● Problem to solve: Every line holding the string "JSON" is to be copied from the entries below.

● Materials provided:
╔══

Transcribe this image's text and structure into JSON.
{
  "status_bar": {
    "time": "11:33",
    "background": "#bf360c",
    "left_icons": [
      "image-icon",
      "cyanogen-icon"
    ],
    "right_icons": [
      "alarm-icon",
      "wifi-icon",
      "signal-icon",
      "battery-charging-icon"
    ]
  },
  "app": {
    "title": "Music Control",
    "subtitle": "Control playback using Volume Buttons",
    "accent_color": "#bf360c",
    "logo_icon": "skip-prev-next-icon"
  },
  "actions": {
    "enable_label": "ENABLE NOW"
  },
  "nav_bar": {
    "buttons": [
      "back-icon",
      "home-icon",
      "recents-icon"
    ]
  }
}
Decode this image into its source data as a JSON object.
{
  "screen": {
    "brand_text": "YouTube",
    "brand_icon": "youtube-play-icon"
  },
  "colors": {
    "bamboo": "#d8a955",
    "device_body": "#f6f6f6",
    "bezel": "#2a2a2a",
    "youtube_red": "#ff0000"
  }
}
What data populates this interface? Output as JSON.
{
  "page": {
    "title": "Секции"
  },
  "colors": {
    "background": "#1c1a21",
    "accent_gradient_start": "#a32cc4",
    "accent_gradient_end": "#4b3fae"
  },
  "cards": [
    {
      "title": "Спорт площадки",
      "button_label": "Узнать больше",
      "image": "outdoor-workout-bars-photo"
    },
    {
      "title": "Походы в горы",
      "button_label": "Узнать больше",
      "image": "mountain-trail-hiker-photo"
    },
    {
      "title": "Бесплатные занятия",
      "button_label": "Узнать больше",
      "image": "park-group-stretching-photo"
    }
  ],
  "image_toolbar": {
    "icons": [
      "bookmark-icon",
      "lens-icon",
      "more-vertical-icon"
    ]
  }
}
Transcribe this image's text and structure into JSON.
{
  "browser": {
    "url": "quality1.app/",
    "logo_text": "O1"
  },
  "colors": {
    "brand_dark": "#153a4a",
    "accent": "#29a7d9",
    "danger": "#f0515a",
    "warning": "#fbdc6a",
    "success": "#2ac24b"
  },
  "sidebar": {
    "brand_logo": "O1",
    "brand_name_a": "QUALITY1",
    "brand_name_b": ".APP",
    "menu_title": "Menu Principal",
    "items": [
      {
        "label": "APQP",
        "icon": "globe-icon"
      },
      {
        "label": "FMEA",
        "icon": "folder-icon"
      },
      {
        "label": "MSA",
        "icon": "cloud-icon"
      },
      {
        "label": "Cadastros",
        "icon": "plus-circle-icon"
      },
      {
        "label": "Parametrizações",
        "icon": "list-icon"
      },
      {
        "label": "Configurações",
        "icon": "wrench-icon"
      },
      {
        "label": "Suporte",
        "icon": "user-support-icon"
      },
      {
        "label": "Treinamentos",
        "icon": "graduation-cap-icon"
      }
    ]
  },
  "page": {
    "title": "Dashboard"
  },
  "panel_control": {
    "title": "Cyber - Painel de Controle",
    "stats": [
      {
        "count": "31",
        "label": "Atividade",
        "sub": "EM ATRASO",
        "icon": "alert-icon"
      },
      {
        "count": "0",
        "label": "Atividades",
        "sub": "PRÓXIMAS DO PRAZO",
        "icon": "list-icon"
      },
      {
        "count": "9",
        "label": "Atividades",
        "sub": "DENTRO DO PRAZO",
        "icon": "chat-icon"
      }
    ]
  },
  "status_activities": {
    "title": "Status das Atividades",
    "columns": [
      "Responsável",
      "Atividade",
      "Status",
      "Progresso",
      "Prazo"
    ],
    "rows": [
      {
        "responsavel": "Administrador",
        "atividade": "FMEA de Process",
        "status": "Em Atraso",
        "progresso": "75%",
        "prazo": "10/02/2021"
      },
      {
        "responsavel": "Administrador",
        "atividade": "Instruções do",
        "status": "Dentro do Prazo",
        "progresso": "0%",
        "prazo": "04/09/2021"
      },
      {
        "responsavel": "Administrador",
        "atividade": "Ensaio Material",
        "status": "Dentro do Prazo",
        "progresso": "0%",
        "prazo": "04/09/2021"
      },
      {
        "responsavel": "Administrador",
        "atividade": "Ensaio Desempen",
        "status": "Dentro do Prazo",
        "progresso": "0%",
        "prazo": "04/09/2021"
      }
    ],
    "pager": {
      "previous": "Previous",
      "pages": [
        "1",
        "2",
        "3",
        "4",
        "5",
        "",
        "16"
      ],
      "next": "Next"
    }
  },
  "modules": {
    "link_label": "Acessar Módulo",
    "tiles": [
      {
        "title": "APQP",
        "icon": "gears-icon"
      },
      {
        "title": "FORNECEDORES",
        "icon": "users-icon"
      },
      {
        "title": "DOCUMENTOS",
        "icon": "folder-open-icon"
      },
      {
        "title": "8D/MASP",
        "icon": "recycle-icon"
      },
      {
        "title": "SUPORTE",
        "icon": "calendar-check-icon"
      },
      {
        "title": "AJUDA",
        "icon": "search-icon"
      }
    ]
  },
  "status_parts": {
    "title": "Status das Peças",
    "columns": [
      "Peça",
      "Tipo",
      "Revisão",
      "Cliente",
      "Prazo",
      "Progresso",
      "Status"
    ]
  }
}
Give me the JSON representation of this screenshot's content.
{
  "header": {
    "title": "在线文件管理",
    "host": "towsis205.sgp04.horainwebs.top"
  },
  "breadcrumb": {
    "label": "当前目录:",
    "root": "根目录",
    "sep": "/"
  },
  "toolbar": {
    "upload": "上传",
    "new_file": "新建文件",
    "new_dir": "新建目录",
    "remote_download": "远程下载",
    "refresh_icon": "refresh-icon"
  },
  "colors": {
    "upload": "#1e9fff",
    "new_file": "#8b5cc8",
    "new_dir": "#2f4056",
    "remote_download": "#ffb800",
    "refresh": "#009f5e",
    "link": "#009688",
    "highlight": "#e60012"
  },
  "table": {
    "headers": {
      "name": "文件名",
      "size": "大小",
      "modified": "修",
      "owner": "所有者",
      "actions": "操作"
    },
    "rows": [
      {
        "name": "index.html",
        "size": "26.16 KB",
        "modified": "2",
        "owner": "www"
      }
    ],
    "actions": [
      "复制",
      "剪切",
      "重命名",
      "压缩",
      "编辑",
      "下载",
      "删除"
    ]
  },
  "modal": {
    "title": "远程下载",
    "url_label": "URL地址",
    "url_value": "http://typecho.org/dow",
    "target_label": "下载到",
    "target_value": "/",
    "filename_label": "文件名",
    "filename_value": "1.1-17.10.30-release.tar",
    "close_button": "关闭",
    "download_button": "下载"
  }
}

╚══

● Solved problem:
Transcribe this image's text and structure into JSON.
Decode this image into its source data as a JSON object.
What data populates this interface? Output as JSON.
Transcribe this image's text and structure into JSON.
Give me the JSON representation of this screenshot's content.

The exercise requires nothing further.